21st Nov 2019
Your pond is up and running and your fish are feeding heavily in the unusually warm Summer, it’s all going great. I know how it is, everyone that comes round to my house always wants to put some food in for the koi. People just love seeing them feed, especially if yours hand feed like mine!
You can use lots of things as treats for your koi, here are some of the best:
- Fruit – Oranges are a particularly good one as they raise Vitamin C levels
- Dried Shrimps
Variety is such a good thing in a koi’s diet, they can become too used to a certain food and that’s not healthy for them. So have a look at the huge range of foods and treats available on our Website.

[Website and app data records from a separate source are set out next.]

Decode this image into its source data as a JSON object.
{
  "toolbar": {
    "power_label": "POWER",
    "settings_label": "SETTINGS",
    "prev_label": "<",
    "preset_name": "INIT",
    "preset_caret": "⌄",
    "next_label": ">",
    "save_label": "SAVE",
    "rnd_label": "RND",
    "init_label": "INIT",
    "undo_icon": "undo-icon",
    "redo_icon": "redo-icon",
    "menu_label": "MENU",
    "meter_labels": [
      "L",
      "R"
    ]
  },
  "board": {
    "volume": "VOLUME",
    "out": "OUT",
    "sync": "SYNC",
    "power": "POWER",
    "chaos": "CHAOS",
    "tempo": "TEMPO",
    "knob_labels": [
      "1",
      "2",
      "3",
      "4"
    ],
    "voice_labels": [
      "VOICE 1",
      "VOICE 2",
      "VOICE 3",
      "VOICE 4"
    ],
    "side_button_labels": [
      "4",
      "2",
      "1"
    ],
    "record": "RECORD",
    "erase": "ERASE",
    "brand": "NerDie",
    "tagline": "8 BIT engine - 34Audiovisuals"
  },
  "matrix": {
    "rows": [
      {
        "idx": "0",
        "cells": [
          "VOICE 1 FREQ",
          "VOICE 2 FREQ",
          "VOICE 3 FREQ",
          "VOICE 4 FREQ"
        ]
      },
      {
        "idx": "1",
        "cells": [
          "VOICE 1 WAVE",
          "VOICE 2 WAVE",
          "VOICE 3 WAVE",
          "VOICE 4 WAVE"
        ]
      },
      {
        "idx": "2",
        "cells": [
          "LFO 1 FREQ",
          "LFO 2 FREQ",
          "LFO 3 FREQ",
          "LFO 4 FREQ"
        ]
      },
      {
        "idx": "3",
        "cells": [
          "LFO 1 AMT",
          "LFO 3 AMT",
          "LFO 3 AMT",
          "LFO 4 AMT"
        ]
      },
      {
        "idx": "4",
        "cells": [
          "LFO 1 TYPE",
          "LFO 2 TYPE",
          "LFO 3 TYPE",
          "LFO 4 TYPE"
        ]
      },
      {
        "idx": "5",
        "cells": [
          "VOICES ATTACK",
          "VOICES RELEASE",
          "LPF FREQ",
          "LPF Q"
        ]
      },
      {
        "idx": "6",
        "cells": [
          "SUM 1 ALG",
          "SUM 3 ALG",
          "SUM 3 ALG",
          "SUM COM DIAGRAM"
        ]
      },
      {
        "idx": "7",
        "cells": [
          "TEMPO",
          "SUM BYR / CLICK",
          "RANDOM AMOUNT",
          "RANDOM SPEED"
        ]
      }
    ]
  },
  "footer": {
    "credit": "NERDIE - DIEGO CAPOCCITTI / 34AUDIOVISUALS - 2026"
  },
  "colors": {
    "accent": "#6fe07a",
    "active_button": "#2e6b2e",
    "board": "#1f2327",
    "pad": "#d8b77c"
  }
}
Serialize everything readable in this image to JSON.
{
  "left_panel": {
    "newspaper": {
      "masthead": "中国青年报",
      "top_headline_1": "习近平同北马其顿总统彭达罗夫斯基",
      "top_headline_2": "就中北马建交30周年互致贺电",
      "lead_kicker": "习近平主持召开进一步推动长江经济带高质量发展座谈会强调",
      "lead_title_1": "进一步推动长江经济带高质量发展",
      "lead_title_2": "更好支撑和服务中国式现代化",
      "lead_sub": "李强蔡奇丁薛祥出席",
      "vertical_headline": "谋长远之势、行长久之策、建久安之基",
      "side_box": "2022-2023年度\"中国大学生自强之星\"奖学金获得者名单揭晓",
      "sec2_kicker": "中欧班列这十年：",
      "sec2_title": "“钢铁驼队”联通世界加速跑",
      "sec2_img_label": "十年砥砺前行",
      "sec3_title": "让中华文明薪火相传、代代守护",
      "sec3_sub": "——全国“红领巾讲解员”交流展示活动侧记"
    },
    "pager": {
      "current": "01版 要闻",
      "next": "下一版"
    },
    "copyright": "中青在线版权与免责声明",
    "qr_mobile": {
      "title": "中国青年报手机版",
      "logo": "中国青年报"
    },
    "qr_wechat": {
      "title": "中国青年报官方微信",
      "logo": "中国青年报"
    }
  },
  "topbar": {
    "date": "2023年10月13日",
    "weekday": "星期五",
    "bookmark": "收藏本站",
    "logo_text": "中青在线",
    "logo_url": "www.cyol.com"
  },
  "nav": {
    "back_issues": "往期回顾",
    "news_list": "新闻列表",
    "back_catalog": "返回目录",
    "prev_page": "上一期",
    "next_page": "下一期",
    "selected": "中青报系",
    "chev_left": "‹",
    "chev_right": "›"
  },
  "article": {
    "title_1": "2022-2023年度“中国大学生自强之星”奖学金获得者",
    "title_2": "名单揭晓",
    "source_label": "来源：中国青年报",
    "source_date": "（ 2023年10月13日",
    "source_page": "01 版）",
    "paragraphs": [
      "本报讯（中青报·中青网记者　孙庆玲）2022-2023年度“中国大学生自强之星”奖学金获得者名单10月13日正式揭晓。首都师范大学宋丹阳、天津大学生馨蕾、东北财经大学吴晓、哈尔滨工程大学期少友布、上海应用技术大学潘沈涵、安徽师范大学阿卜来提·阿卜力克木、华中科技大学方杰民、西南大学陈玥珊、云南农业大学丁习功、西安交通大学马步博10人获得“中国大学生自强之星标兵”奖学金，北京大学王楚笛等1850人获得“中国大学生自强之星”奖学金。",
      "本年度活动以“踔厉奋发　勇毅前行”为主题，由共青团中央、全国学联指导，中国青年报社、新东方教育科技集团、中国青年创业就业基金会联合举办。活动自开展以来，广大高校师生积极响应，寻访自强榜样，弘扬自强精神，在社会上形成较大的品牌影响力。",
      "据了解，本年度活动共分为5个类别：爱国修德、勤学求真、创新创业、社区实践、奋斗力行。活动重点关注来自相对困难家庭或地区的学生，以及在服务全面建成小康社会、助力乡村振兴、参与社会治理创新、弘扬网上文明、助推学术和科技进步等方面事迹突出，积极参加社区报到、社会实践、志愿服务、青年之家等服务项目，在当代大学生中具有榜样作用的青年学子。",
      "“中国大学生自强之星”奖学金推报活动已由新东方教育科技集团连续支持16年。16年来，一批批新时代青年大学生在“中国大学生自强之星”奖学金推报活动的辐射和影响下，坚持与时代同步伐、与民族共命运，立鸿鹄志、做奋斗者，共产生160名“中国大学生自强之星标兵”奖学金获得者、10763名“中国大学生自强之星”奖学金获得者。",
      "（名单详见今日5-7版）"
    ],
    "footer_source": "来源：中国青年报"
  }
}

One of the questions we get asked a lot here at Bradshaws is; ‘I have a lot of foam on the surface of my pond, why is it there and can you give me a miracle treatment to solve the problem?’
Pond Pellets, Flakes and Treats are all high in proteins which are perfect for our fast-growing friends, however they are one of the main causes of foam appearing on the surface of a pond. These are called ‘DOC’ dissolved organic compounds - caused by high stocking, no water changes, or over feeding. What happens is that organic material from plants and animals gets broken down into such a small size that it is “dissolved” into the water. Some DOC molecules have a recognisable chemical structure that can easily be defined (such as fats, carbohydrates, and proteins).
Another common cause is using water treatments. Green water and blanket weed treatments will break down plant matter, so always use a sludge buster afterwards! The best way to reduce green water and blanketweed, is more plants and a UVC filter, so make sure your UV bulb is working before putting treatments into your pond!
So back to more basic terms, foam is caused by excessive protein levels in ponds, and can look unsightly especially if you have a waterfall, or oxygenators, as these can sometimes foam up the pond even more!
So in summary, the best way to get rid of or prevent foam is to perform regular Water Changes. I do a water change of around 10-20% per week using an inline dechlorinator, which are amazing bits of kit. They eliminate the guesswork of trying to measure the right quantities of treatments. This is the One I Use (also pictured below).